That situation led to a series of difficult decision. In the 2017/18 year, Metro Charter split into two campuses. Although third through fifth grade students had classrooms in an office building at 700 Wilshire Blvd., kindergarten through second graders had to take a bus to Pleasant Hills Baptist Church at 2009 W. MLK Jr. Blvd. in South L.A.
Enrollment fell to 150 students. The dual campus approach placed a strain on some families, particularly those with students at the two different campuses.
Metro Charter leaders continued to look for an alternative, and after being unable to find a location large enough to accommodate the entire student body in Downtown, they signed a two-year lease for the Lincoln Heights space.
The situation was a hurdle to many, including Zuzy Chavez. The founding parent and former board member had one daughter who graduated from Metro Charter and another who just finished first grade.
Chavez said that she was looking at other options for her younger daughter, but held out hope that Metro Charter would return to Downtown. Although the 3.5-mile difference between the sites at 700 Wilshire and Lincoln Heights might seem negligible, traffic placed a strain on parents such as Chavez.
“Last year was a struggle because there were so many changes,” Chavez said. “Both my girls loved school and loved Metro.”
Lack of Options
Metro’s demise is a blow to community members who have long clamored for more education and early childhood options in the Central City.
Scott Bytof, whose daughter was one of six students to complete each grade at Metro Charter, wants to know what Downtown residents and organizations will do in the wake of the shutdown.

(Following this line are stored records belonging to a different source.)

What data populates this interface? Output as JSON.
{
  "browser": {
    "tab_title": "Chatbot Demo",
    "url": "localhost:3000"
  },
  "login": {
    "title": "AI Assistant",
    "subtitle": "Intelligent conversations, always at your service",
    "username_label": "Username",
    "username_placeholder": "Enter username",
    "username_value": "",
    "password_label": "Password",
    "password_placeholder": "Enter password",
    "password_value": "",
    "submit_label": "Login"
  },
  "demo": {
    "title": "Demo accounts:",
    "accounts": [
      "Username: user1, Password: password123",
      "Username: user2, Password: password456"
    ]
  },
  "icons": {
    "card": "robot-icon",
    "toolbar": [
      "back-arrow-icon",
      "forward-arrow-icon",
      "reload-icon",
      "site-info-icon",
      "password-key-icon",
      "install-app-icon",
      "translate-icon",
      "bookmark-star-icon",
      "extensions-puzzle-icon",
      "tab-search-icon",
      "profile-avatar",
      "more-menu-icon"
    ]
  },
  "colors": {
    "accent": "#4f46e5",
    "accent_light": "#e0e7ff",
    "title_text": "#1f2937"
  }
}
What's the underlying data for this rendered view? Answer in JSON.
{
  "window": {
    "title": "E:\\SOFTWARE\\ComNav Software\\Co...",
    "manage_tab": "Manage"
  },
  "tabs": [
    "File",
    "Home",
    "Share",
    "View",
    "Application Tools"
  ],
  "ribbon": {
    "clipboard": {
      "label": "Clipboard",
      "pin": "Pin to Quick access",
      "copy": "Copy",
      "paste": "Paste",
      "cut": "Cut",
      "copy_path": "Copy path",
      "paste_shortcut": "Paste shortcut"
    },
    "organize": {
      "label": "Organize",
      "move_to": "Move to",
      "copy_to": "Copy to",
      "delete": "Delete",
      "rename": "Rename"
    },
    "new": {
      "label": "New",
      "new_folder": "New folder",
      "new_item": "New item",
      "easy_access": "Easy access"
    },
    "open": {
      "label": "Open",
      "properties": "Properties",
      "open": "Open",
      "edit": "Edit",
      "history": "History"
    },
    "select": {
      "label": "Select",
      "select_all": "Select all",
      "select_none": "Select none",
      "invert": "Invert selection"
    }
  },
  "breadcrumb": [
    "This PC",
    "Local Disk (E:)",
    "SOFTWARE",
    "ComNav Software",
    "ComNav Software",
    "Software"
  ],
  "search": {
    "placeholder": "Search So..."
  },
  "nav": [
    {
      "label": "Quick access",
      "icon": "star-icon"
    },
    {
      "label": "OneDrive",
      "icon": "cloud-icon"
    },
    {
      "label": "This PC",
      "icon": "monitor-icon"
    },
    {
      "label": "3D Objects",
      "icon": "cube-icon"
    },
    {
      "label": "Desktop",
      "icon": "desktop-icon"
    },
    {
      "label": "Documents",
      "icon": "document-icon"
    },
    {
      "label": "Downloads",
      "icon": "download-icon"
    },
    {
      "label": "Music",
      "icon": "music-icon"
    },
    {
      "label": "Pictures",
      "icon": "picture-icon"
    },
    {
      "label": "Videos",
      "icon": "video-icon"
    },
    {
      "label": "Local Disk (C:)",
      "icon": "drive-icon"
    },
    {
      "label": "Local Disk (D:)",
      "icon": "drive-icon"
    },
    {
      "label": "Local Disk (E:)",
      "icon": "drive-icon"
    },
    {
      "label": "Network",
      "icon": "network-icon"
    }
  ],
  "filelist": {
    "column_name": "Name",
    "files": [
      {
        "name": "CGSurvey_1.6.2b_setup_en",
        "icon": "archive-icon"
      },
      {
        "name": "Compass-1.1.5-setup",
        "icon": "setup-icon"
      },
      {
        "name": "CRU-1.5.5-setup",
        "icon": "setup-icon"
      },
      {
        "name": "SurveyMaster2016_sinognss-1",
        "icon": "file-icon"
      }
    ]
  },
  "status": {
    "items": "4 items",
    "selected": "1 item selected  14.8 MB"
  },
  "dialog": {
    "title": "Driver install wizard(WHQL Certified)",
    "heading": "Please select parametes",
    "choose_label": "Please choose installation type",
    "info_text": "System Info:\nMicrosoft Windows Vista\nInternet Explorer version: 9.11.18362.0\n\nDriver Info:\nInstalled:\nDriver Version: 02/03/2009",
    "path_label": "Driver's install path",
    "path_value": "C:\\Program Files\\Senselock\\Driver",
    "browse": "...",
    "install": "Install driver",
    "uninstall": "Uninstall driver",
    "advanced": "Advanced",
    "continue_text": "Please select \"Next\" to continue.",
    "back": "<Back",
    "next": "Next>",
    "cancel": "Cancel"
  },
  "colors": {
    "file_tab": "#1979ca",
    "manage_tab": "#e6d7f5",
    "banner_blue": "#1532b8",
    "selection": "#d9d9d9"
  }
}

“The interesting thing is, as we continue, what is the Downtown response going to be?” Bytof said. “We see a lot of kids in Downtown. Where are your kids going to go to school? Are they just going to reach a certain age and then move on?”
According to projections, Downtown’s population is expected to grow from approximately 75,000 residents today to 200,000 by 2040.
Fourteenth District City Councilman José Huizar, who in 2013 advocated for the school’s initial charter approval, said he was saddened by the vote to close Metro Charter, and called on the Los Angeles Unified School District to help find sites and address education options within Downtown to meet the growth of the Central City.
“We now have more than 75,000 people that live in Downtown and over 500,000 that work here,” Huizar said in an email. “We need to increase amenities, including schools, to get people to stay in Downtown.”
Jessica Lall, a board member at Metro Charter and the president and CEO of the Central City Association, echoed Huizar’s sentiment. She pointed to a study commissioned by the CCA and conducted by Loyola Marymount University that found that only 22% of DTLA residents perceive local kindergarten through 12th grade education options as “good.”
“I think when you look at that number and think, does there need to be continued options outside of Metro Charter, the answer is no doubt yes,” Lall said. “It’s unfortunate that we weren’t able to come to a resolution for Metro Charter, but the need will only continue to grow as we add more residents.”
Misra said she hopes that someone or a group of people will come together and carry a similar torch for Downtown families.
“When I look at the life of Metro, I don’t view it from a perspective of failure,” Misra said. “We did face hurdles and challenges, but I hope the newer generation takes this as a precedent and learns from all the challenges that we faced.”
She added, “It was a very heroic effort from families who wanted to keep living here and not up and leave once their kids turned 5.”
©Los Angeles Downtown News 2019